(Web page and app entries)
==================================================

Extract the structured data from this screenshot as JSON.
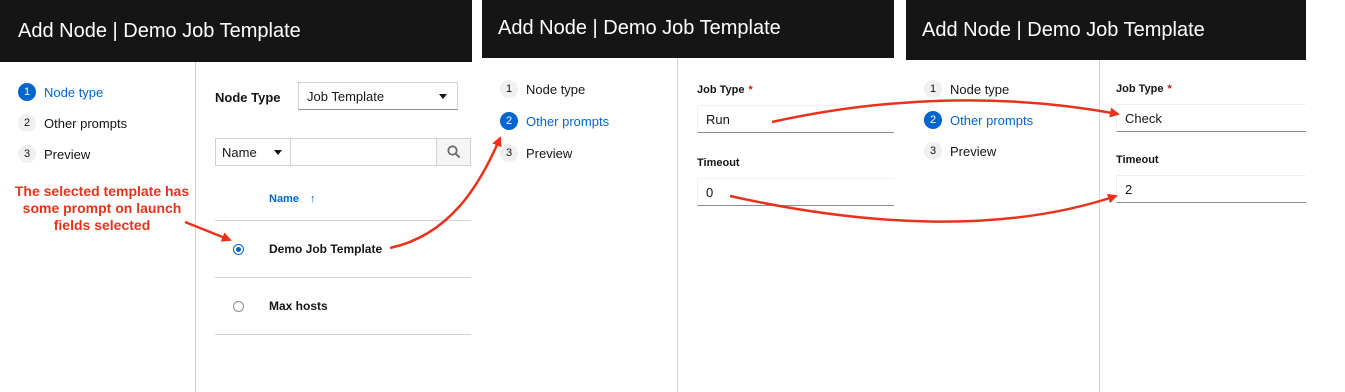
{
  "panels": [
    {
      "title": "Add Node | Demo Job Template",
      "steps": [
        "Node type",
        "Other prompts",
        "Preview"
      ],
      "step_numbers": [
        "1",
        "2",
        "3"
      ],
      "active_step": 1,
      "node_type_label": "Node Type",
      "node_type_value": "Job Template",
      "filter_field": "Name",
      "column_header": "Name",
      "rows": [
        {
          "name": "Demo Job Template",
          "selected": true
        },
        {
          "name": "Max hosts",
          "selected": false
        }
      ],
      "annotation": "The selected template has some prompt on launch fields selected"
    },
    {
      "title": "Add Node | Demo Job Template",
      "steps": [
        "Node type",
        "Other prompts",
        "Preview"
      ],
      "step_numbers": [
        "1",
        "2",
        "3"
      ],
      "active_step": 2,
      "job_type_label": "Job Type",
      "required_mark": "*",
      "job_type_value": "Run",
      "timeout_label": "Timeout",
      "timeout_value": "0"
    },
    {
      "title": "Add Node | Demo Job Template",
      "steps": [
        "Node type",
        "Other prompts",
        "Preview"
      ],
      "step_numbers": [
        "1",
        "2",
        "3"
      ],
      "active_step": 2,
      "job_type_label": "Job Type",
      "required_mark": "*",
      "job_type_value": "Check",
      "timeout_label": "Timeout",
      "timeout_value": "2"
    }
  ],
  "icons": {
    "search": "search-icon",
    "sort": "sort-ascending-icon",
    "caret": "caret-down-icon"
  },
  "colors": {
    "header_bg": "#151515",
    "accent": "#0066cc",
    "annotation": "#e8331c"
  }
}
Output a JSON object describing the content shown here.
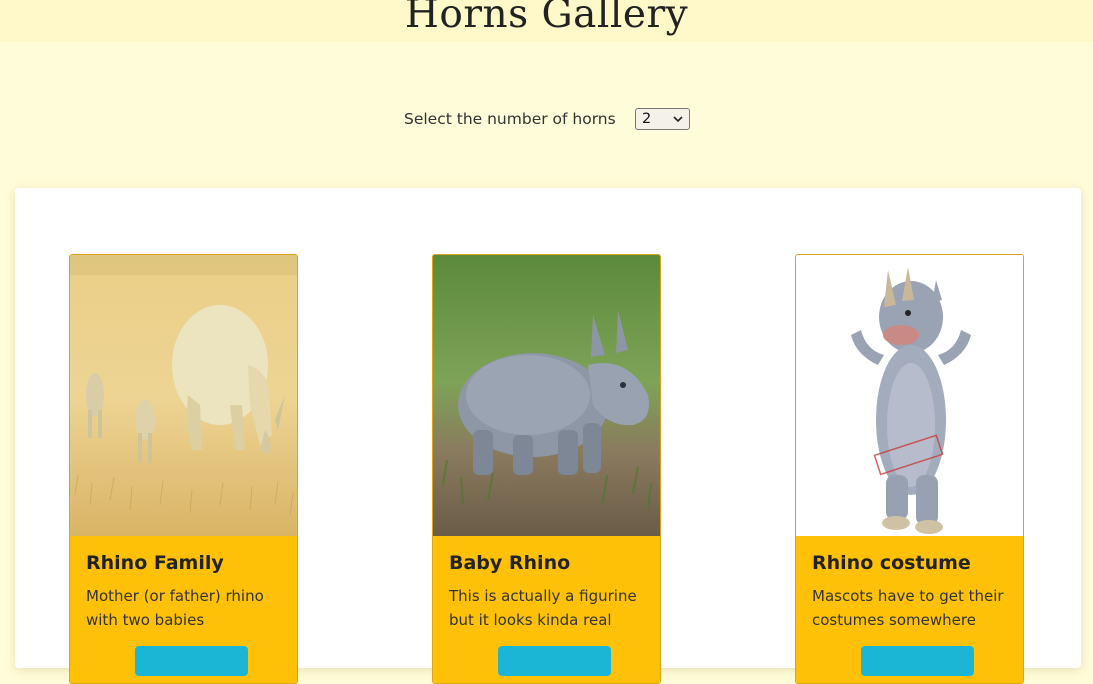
{
  "header": {
    "title": "Horns Gallery"
  },
  "filter": {
    "label": "Select the number of horns",
    "selected": "2",
    "chevron_icon": "chevron-down-icon"
  },
  "cards": [
    {
      "title": "Rhino Family",
      "description": "Mother (or father) rhino with two babies",
      "image_icon": "rhino-family-photo"
    },
    {
      "title": "Baby Rhino",
      "description": "This is actually a figurine but it looks kinda real",
      "image_icon": "baby-rhino-figurine-photo"
    },
    {
      "title": "Rhino costume",
      "description": "Mascots have to get their costumes somewhere",
      "image_icon": "rhino-mascot-costume-photo"
    }
  ],
  "colors": {
    "page_background": "#fffcd9",
    "header_background": "#fff8c8",
    "card_background": "#ffc107",
    "button_color": "#1bb6d6"
  }
}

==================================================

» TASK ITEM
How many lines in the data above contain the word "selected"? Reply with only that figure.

» YOUR SOLUTION
4